If you have the Pagat with only a few other Tarocks, say 7 or fewer, then do not miss the next opportunity to win a trick with it, so that you can shift your main focus to playing the suits.
If there are signs that your opponent wants to play the unannounced Pagat ultimo, it can be worthwhile to delay playing out the Strohmänner. If you find some Tarocks in the last cards of the Strohmänner, you can sometimes succeed in intercepting the Pagat even though you were quite weak in Tarocks at first.
However this tactic is recommended only if the game is already lost. When playing with Grand Point, it is absolutely unadvisable. In some cases you will perhaps succeed in preventing the unannounced Pagat ultimo, but you will fall so far behind in the game that you will usually have to pay the Grand Point in exchange.
Only in the rarest cases will you have in your hand, in addition to Tarock XVII and Tarock XVIII, all the higher Tarocks, i.e. XIX, XX, XXI, and the Sküs. Then, without a hitch, you play Tarock XVII, saying at the same time "Ross!", take the trick, and then play Tarock XVIII with the word "Topschin!"

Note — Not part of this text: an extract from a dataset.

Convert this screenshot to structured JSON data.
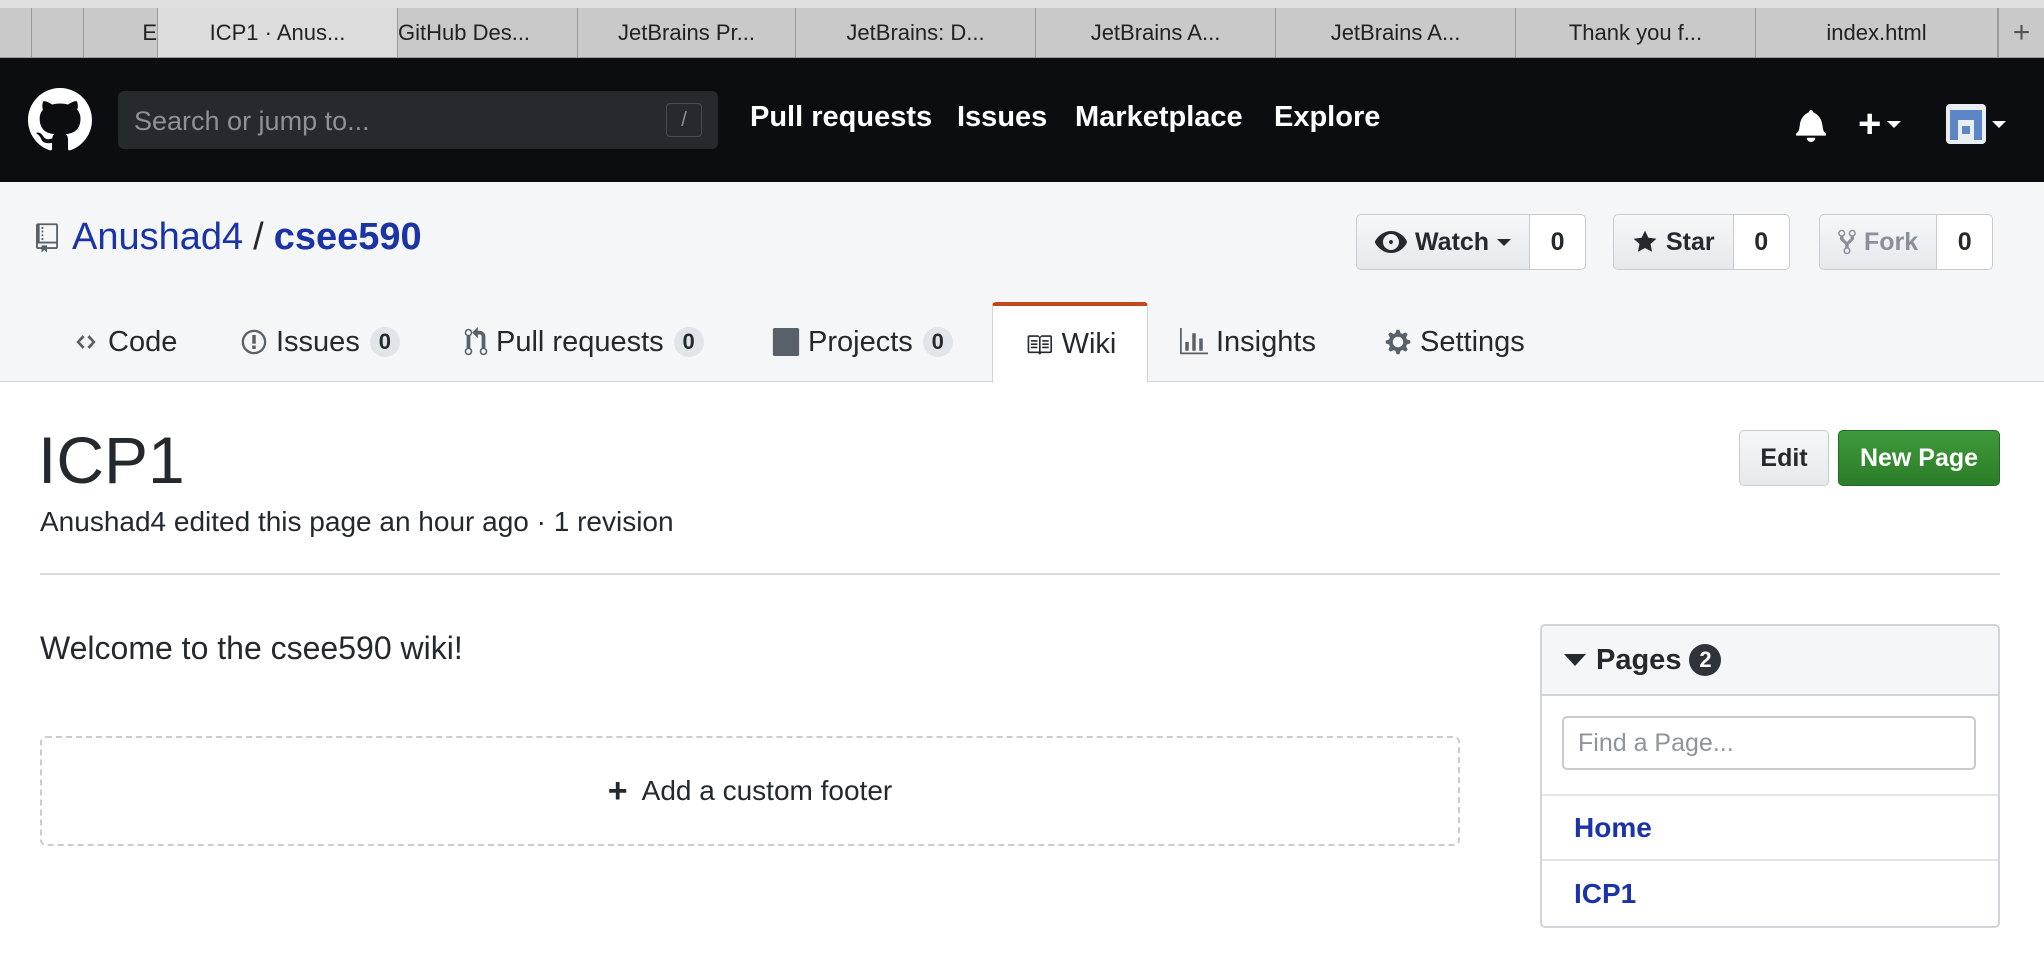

If you are missing some high cards, things get exciting. If you have only Tarock XIX and Tarock XXI in your hand in addition to Tarock XVII and Tarock XVIII, your opponent will keep Tarock XX and the Sküs for as long as possible, in order to prevent the Rostopschin. If you have more Tarocks than your opponent, you will perhaps also achieve your goal by running him out of Tarocks. At any rate, you have nothing to lose, because if you see that your opponent is going to capture Tarock XVII or Tarock XVIII, you can you nevertheless play the two cards and simply abstain from saying "Ross!" and "Topschin!" Thus no Rostopschin is played, and you also can't lose it.
If the disposition of all high Tarocks up to the Sküs is already known, and it is already clear to you that you have won the game, it is worthwhile to sacrifice the Mond. You play the Mond out, and hope that your opponent will capture it with the Sküs, in the belief that he will change the course of the game. But the game is already lost anyhow, and now Rostopschin must be paid in addition. Naturally you may use the Mond-sacrifice tactic only if you have already brought home the Pagat, since otherwise your opponent would win the unannounced Trull.

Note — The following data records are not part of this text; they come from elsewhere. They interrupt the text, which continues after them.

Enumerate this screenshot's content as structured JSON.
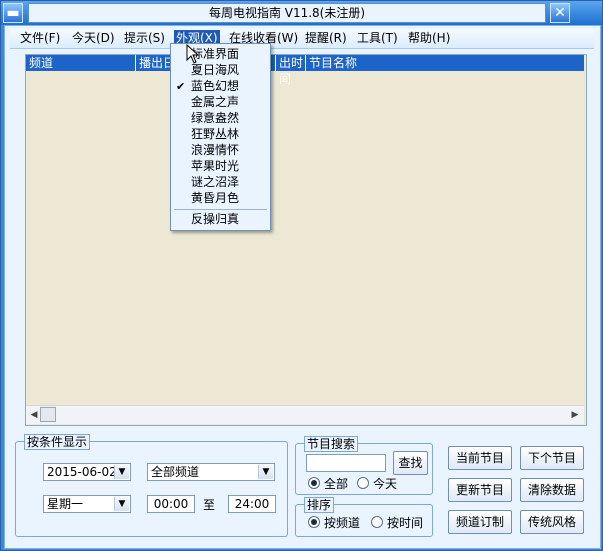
{
  "window": {
    "title": "每周电视指南 V11.8(未注册)"
  },
  "menu": {
    "items": [
      "文件(F)",
      "今天(D)",
      "提示(S)",
      "外观(X)",
      "在线收看(W)",
      "提醒(R)",
      "工具(T)",
      "帮助(H)"
    ],
    "active_index": 3
  },
  "appearance_menu": {
    "items": [
      "标准界面",
      "夏日海风",
      "蓝色幻想",
      "金属之声",
      "绿意盎然",
      "狂野丛林",
      "浪漫情怀",
      "苹果时光",
      "谜之沼泽",
      "黄昏月色"
    ],
    "checked_index": 2,
    "extra_item": "反操归真",
    "check_glyph": "✔"
  },
  "listview": {
    "columns": [
      "频道",
      "播出日",
      "出时间",
      "节目名称"
    ]
  },
  "filter_group": {
    "title": "按条件显示",
    "date_value": "2015-06-02",
    "channel_value": "全部频道",
    "weekday_value": "星期一",
    "time_from": "00:00",
    "to_label": "至",
    "time_to": "24:00"
  },
  "search_group": {
    "title": "节目搜索",
    "input_value": "",
    "search_button": "查找",
    "radio_all": "全部",
    "radio_today": "今天",
    "selected": "all"
  },
  "sort_group": {
    "title": "排序",
    "radio_channel": "按频道",
    "radio_time": "按时间",
    "selected": "channel"
  },
  "buttons": {
    "current_program": "当前节目",
    "next_program": "下个节目",
    "update_program": "更新节目",
    "clear_data": "清除数据",
    "channel_subscribe": "频道订制",
    "classic_style": "传统风格"
  },
  "colors": {
    "header_blue": "#1d64c8",
    "menu_active": "#1f5ab8",
    "list_background": "#ece8d4"
  }
}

Experienced Strohmann-Tarockierer keep Tarock II and Tarock III anyhow, not only in order to get the opponent to play Tarocks, but also in case the unannounced Uhu or the unannounced Kakadu is possible. Mind you, even if one avoids all errors of oversight perfectly, these two unannounced bonuses can only be won by a hand extremely strong in Tarocks.

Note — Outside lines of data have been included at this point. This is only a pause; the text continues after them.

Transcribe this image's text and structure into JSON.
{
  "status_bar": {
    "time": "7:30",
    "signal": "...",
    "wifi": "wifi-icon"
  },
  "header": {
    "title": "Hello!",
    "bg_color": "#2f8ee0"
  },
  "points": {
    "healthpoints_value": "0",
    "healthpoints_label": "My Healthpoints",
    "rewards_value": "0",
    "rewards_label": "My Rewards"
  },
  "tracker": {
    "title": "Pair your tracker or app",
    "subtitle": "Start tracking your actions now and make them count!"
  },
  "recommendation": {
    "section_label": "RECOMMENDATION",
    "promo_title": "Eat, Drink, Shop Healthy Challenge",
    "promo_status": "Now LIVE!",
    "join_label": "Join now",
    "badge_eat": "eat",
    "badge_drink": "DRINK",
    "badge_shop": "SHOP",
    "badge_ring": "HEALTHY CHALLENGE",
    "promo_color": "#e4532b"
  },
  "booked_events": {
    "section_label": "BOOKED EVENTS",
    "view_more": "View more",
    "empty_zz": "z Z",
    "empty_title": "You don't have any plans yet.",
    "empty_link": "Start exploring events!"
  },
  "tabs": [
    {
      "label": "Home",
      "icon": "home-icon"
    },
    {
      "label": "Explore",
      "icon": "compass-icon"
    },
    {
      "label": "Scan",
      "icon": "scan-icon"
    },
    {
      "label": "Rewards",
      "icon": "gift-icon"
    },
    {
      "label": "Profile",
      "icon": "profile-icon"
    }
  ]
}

If a player has neglected to follow suit or to trump a card from a suit he doesn't possess with a Tarock, this constitutes "Renonce," as in all other Tarock games, and the opponent wins the game and all bonuses realized so far, without having to play any further. The player who committed Renonce, may not score the bonuses he has realized so far. In addition, the opponent can require that play continue and be corrected, so as to preserve his chance for additional bonuses such as the Grammel-Punkt.
The rule in Strohmann-Tarock is that it does not constitute Renonce if one takes a trick with a Tarock, even though one has the appropriate suit exposed in the Strohmänner. Since the opponent also sees the exposed cards, fairness requires that he point out the error at once and require that it be corrected. The error itself remains without sanction.
The penalty for a misdeal is 1 game point (2 game points during a doubled round after a draw or tie).
Each player has the right to inspect the trick just taken by his opponent. In most circles it is also permissible for a player to look at his own tricks again during a game, but this "Nachwassern" (going back over again) is considered undignified.
If a player in Strohmann-Tarock has inadvertently played 2 cards, then he can take back one of the two cards. Here the principle is that each player is at liberty to betray information about his own hand and thereby to hurt himself.